THE PROBLEM
Among the entries below, find each line with "number" and show it.

[Records from a collection]
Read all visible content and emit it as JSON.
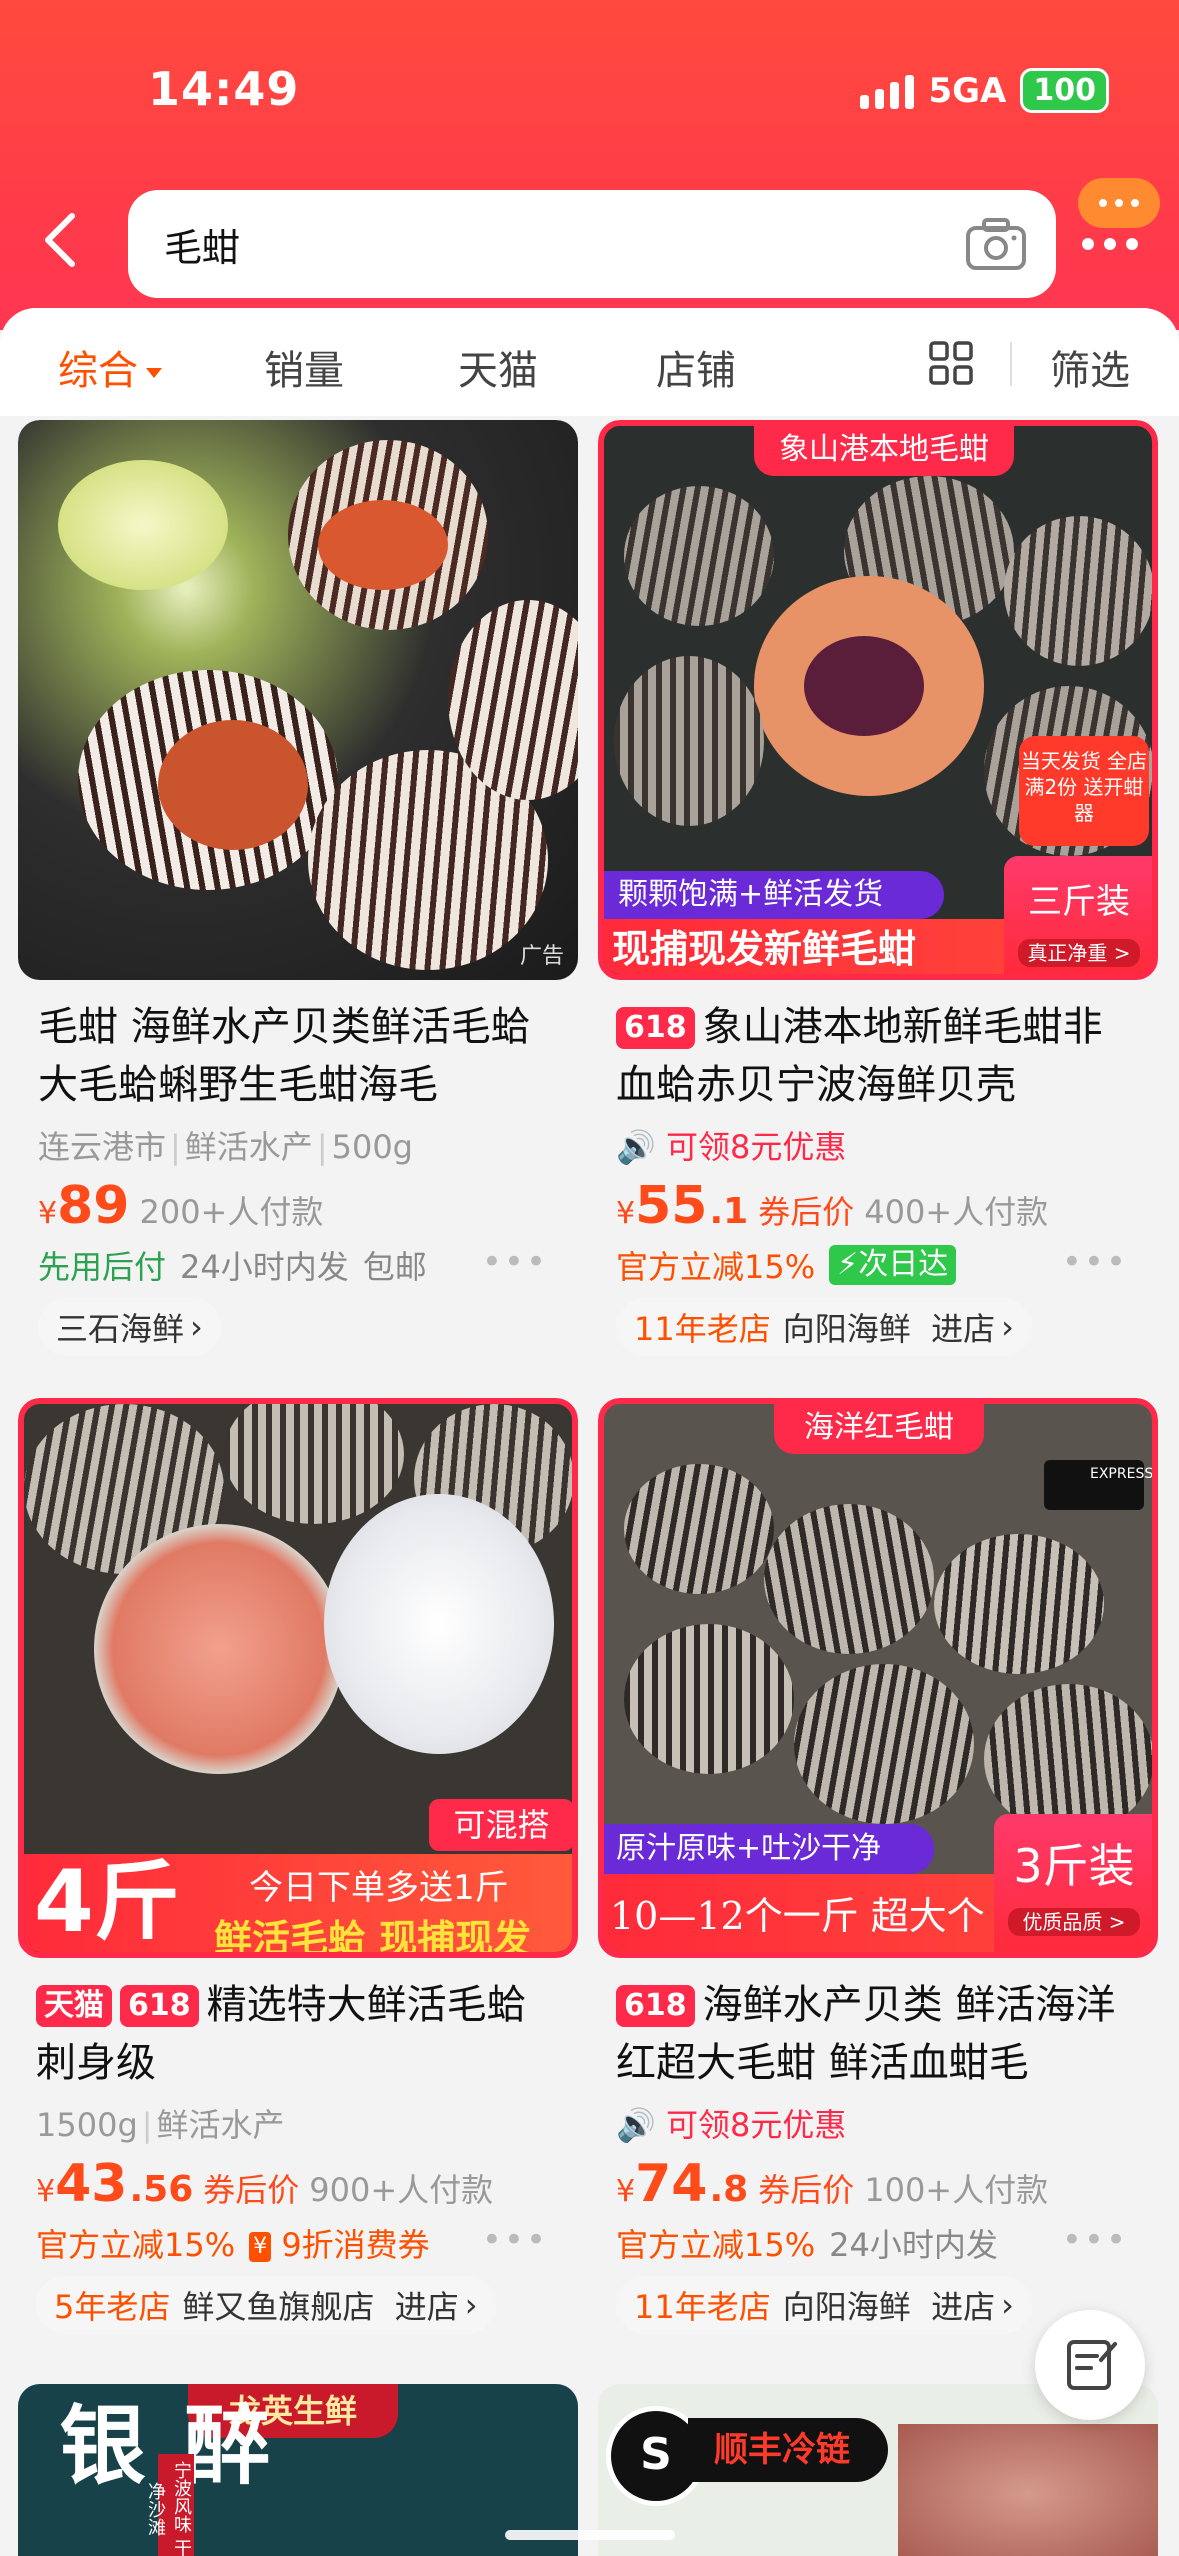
{
  "status": {
    "time": "14:49",
    "network": "5GA",
    "battery": "100"
  },
  "search": {
    "query": "毛蚶"
  },
  "tabs": {
    "comprehensive": "综合",
    "sales": "销量",
    "tmall": "天猫",
    "stores": "店铺",
    "filter": "筛选"
  },
  "colors": {
    "brand": "#ff4a3d",
    "price": "#ff4a1a",
    "tag": "#ff2a4a",
    "green": "#2ca14f"
  },
  "products": [
    {
      "title": "毛蚶  海鲜水产贝类鲜活毛蛤大毛蛤蝌野生毛蚶海毛",
      "attrs": [
        "连云港市",
        "鲜活水产",
        "500g"
      ],
      "yen": "¥",
      "price": "89",
      "price_dec": "",
      "coupon": "",
      "sold": "200+人付款",
      "service": [
        "先用后付",
        "24小时内发",
        "包邮"
      ],
      "shop": "三石海鲜",
      "ad": "广告"
    },
    {
      "tag": "618",
      "title": "象山港本地新鲜毛蚶非血蛤赤贝宁波海鲜贝壳",
      "banner_top": "象山港本地毛蚶",
      "banner_a": "颗颗饱满+鲜活发货",
      "banner_b": "现捕现发新鲜毛蚶",
      "badge": "三斤装",
      "badge_sub": "真正净重 >",
      "corner": "当天发货 全店满2份 送开蚶器",
      "promo": "可领8元优惠",
      "yen": "¥",
      "price": "55",
      "price_dec": ".1",
      "coupon": "券后价",
      "sold": "400+人付款",
      "service": [
        "官方立减15%",
        "次日达"
      ],
      "shop_age": "11年老店",
      "shop": "向阳海鲜",
      "shop_action": "进店"
    },
    {
      "tags": [
        "天猫",
        "618"
      ],
      "title": "精选特大鲜活毛蛤刺身级",
      "attrs": [
        "1500g",
        "鲜活水产"
      ],
      "big": "4斤",
      "mix": "可混搭",
      "banner_a": "今日下单多送1斤",
      "banner_b": "鲜活毛蛤 现捕现发",
      "yen": "¥",
      "price": "43",
      "price_dec": ".56",
      "coupon": "券后价",
      "sold": "900+人付款",
      "service": [
        "官方立减15%",
        "9折消费券"
      ],
      "shop_age": "5年老店",
      "shop": "鲜又鱼旗舰店",
      "shop_action": "进店"
    },
    {
      "tag": "618",
      "title": "海鲜水产贝类 鲜活海洋红超大毛蚶 鲜活血蚶毛",
      "banner_top": "海洋红毛蚶",
      "banner_a": "原汁原味+吐沙干净",
      "banner_b": "10—12个一斤  超大个",
      "badge": "3斤装",
      "badge_sub": "优质品质 >",
      "express": "EXPRESS",
      "promo": "可领8元优惠",
      "yen": "¥",
      "price": "74",
      "price_dec": ".8",
      "coupon": "券后价",
      "sold": "100+人付款",
      "service": [
        "官方立减15%",
        "24小时内发"
      ],
      "shop_age": "11年老店",
      "shop": "向阳海鲜",
      "shop_action": "进店"
    }
  ],
  "next_row": {
    "left_banner": "龙英生鲜",
    "left_text": "醉银",
    "left_side": "宁波风味 干净沙滩",
    "right_banner": "顺丰冷链"
  }
}
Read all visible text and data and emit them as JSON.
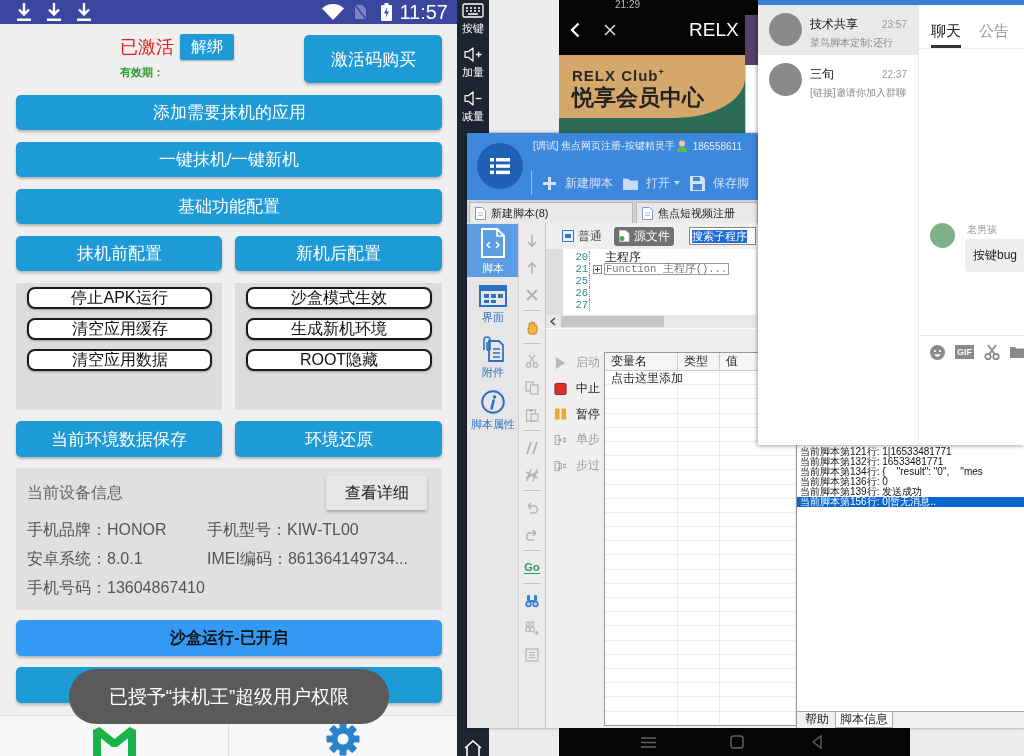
{
  "phone": {
    "status_bar": {
      "time": "11:57"
    },
    "activation": {
      "status": "已激活",
      "unbind_button": "解绑",
      "validity_label": "有效期：",
      "buy_button": "激活码购买"
    },
    "main_buttons": [
      "添加需要抹机的应用",
      "一键抹机/一键新机",
      "基础功能配置"
    ],
    "config_columns": [
      {
        "title": "抹机前配置",
        "options": [
          "停止APK运行",
          "清空应用缓存",
          "清空应用数据"
        ]
      },
      {
        "title": "新机后配置",
        "options": [
          "沙盒模式生效",
          "生成新机环境",
          "ROOT隐藏"
        ]
      }
    ],
    "env_buttons": [
      "当前环境数据保存",
      "环境还原"
    ],
    "device_info": {
      "title": "当前设备信息",
      "details_button": "查看详细",
      "fields": [
        "手机品牌：HONOR",
        "手机型号：KIW-TL00",
        "安卓系统：8.0.1",
        "IMEI编码：861364149734...",
        "手机号码：13604867410"
      ]
    },
    "sandbox_button": "沙盒运行-已开启",
    "toast": "已授予“抹机王”超级用户权限"
  },
  "emulator": {
    "side_buttons": [
      {
        "kind": "keyboard",
        "label": "按键"
      },
      {
        "kind": "louder",
        "label": "加量"
      },
      {
        "kind": "quieter",
        "label": "减量"
      }
    ],
    "screen": {
      "time": "21:29",
      "title": "RELX",
      "banner": {
        "brand": "RELX Club$^{+}$",
        "headline": "悦享会员中心"
      }
    }
  },
  "script_editor": {
    "title": "[调试] 焦点网页注册-按键精灵手",
    "account": "186558611",
    "toolbar": [
      {
        "kind": "new",
        "label": "新建脚本"
      },
      {
        "kind": "open",
        "label": "打开"
      },
      {
        "kind": "save",
        "label": "保存脚"
      }
    ],
    "tabs": [
      {
        "label": "新建脚本(8)"
      },
      {
        "label": "焦点短视频注册"
      }
    ],
    "nav": [
      {
        "kind": "script",
        "label": "脚本",
        "selected": true
      },
      {
        "kind": "ui",
        "label": "界面",
        "selected": false
      },
      {
        "kind": "attachment",
        "label": "附件",
        "selected": false
      },
      {
        "kind": "properties",
        "label": "脚本属性",
        "selected": false
      }
    ],
    "goto_label": "Go",
    "view_modes": [
      {
        "kind": "normal",
        "label": "普通",
        "selected": false
      },
      {
        "kind": "source",
        "label": "源文件",
        "selected": true
      }
    ],
    "search": {
      "value": "搜索子程序"
    },
    "code_lines": [
      {
        "number": "20",
        "text": "主程序",
        "folded": false
      },
      {
        "number": "21",
        "text": "Function 主程序()...",
        "folded": true
      },
      {
        "number": "25"
      },
      {
        "number": "26"
      },
      {
        "number": "27"
      }
    ],
    "debug_buttons": [
      {
        "kind": "start",
        "label": "启动",
        "disabled": true
      },
      {
        "kind": "stop",
        "label": "中止",
        "disabled": false
      },
      {
        "kind": "pause",
        "label": "暂停",
        "disabled": false
      },
      {
        "kind": "step",
        "label": "单步",
        "disabled": true
      },
      {
        "kind": "step_over",
        "label": "步过",
        "disabled": true
      }
    ],
    "variables": {
      "columns": [
        "变量名",
        "类型",
        "值"
      ],
      "rows": [
        [
          "点击这里添加"
        ]
      ]
    },
    "log_lines": [
      {
        "text": "当前脚本第121行: 1|16533481771",
        "selected": false
      },
      {
        "text": "当前脚本第132行: 16533481771",
        "selected": false
      },
      {
        "text": "当前脚本第134行: {    \"result\": \"0\",    \"mes",
        "selected": false
      },
      {
        "text": "当前脚本第136行: 0",
        "selected": false
      },
      {
        "text": "当前脚本第139行: 发送成功",
        "selected": false
      },
      {
        "text": "当前脚本第156行: 0|暂无消息..",
        "selected": true
      }
    ],
    "bottom_tabs": [
      {
        "label": "帮助",
        "selected": false
      },
      {
        "label": "脚本信息",
        "selected": true
      }
    ]
  },
  "chat": {
    "conversations": [
      {
        "name": "技术共享",
        "time": "23:57",
        "preview": "菜鸟脚本定制;还行",
        "selected": true
      },
      {
        "name": "三旬",
        "time": "22:37",
        "preview": "[链接]邀请你加入群聊",
        "selected": false
      }
    ],
    "tabs": [
      {
        "label": "聊天",
        "selected": true
      },
      {
        "label": "公告",
        "selected": false
      }
    ],
    "messages": [
      {
        "sender": "老男孩",
        "text": "按键bug"
      }
    ],
    "input_tools": [
      {
        "kind": "emoji"
      },
      {
        "kind": "gif",
        "label": "GIF"
      },
      {
        "kind": "scissors"
      },
      {
        "kind": "folder"
      }
    ]
  }
}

EXERCISE OUTPUT
        "number": "20",
        "number": "21",
        "number": "25"
        "number": "26"
        "number": "27"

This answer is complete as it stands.